This time last year, Alex Duvall’s arm was like a wet piece of paper.

This time last year, Alex Duvall’s arm was like a wet piece of paper.

On March 31, 2012 – the Blue Springs senior has no trouble recalling the date – Duvall took the mound for the Wildcat baseball team’s Suburban Big Six Conference opener against Lee’s Summit. He worked three hitless innings before his velocity suddenly plummeted with his fastball topping out at about 55 miles per hour.

“My catcher came out and talked to me and I said, ‘It ain’t nothing I’m doing,’” said Duvall, a right-hander who gave up just two runs in a 6-2 win over Lee’s Summit on Monday at Blue Springs High School. “I came off the field and told Coach I couldn’t go back out.”

Duvall waited about a week before getting an MRI and the prognosis was a worst-case scenario. His ulnar collateral ligament was torn, the result of years of not taking care of his arm, Duvall said. He required Tommy John surgery, leaving him shelved for at least a year.

With months of rehab ahead, Blue Springs coach Marc Hines figured he’d be lucky to get Duvall back in time for the postseason in 2013, and even then it was unlikely his arm would be conditioned enough to work significant innings.

But the day after surgery – which was performed by the well-known Dr. James Andrews in Florida – Duvall was in the rehab room, a place he’d spend about two hours a day for the next year. Back home, Duvall suffered through painful stretching and strength drills daily at Boost Sports Performance to rebuild his muscles.

“It’s still scary,” Duvall said. “When I found out, I couldn’t even think about what I was going to do. You’re working for college. You work in high school to get to the next level and it’s terrifying when you hear it. But Dr. Andrews and Boost have done a phenomenal job getting me ready to go.”

Hines received regular updates from Boost, but still didn’t expect Duvall back until midseason at the earliest. But right before preseason practice started, Duvall told him he expected to be back by the start of the season.

On April 6, 371 days after his injury, Duvall pitched in the Capitol City Classic against Jefferson City. Hines limited him to 70 pitches, and he took the defeat in an 8-2 loss, but he made it through five innings and the Wildcats only trailed 3-2 when he exited. Fourteen days later, he garnered his first victory in more than a year by tossing six frames in a 7-1 win over Nixa in the River City Festival in Lawrence, Kan.

On Monday, Hines lifted the pitch count, allowing Duvall to go as long as his arm felt comfortable. He still doesn’t have his old fastball back, although he hit 74 on the radar gun after not breaking 70 in his first start. But his command was pinpoint against the Tigers. He threw 100 pitches, walked only one batter and allowed no runs and just three hits the first five innings. He also finished with five strikeouts.

“Location, location, location,” Hines said. “That’s why he’s been so effective. He doesn’t have his fastball back yet, but he’s hitting spots, mixing speeds.
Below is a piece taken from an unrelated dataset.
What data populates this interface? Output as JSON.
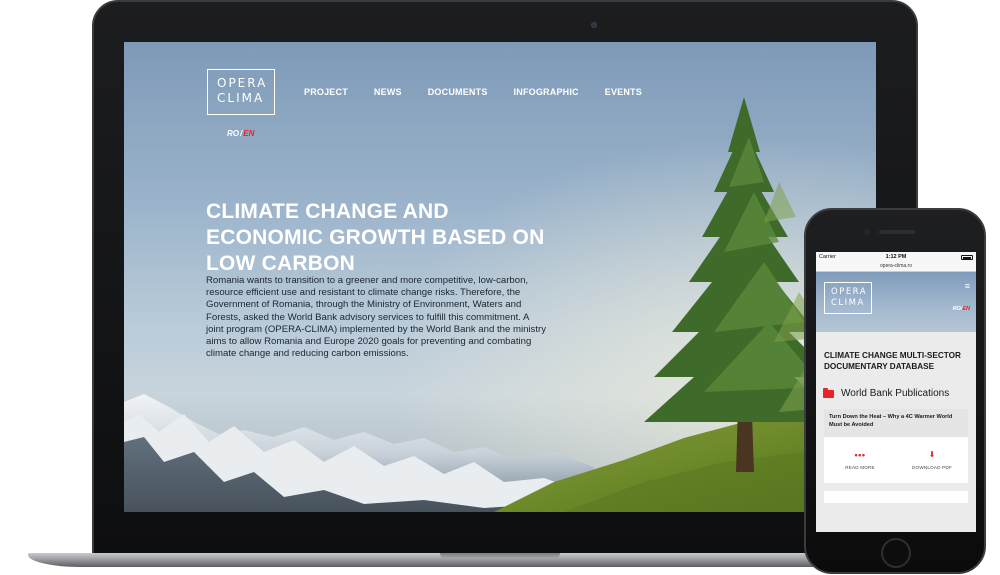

He’s just pitching.”

Duvall said he’s had to rely on techniques he learned as a 15-year-old pitching against kids four years older than him for the American Legion Rod’s Sports A’s team. Back then, he didn’t have the arm strength to blow away more mature hitters, so he nibbled the corners, pitched to contact and let his defense take care of him – something he’s also able to do with the Wildcats (11-5), who lead the Big Six with a 6-1 mark.

“I tease (center fielder) Wylson (Lamb) all the time, we’ve got trap doors out in center field. That dude is fast,” Duvall said. “When I’m pitching, I can trust my defense. We’ve got the best middle infield in the state, the best outfield in the state. It’s unbelievable.”

The Blue Springs offense also gave Duvall plenty of support. Lamb scored in the first inning on a wild pitch and the Wildcats plated three more in the second as Brandon Bennefeld scored on an error and Nick Dorman drove in two with a single. The Tigers tagged Duvall for two runs in the sixth, but Kyle Reed blasted a two-run homer in the bottom half of the inning to send the Wildcats to their sixth win in seven games.

“We’ve definitely got a huge team camaraderie going on,” said Lamb, who went 2-for-2, reached four times, plated three runs and stole four bases. “Everyone likes each other, everyone’s got each other’s backs. We just know we’ll make the plays for each other.”

Jordan Knutson, a Missouri State signee, took the loss for Lee’s Summit (6-10, 1-4) despite striking out nine and breaking the single-season school record for strikeouts (78) in the second inning.

Follow Shawn Garrison on Twitter: @GarrisonEJC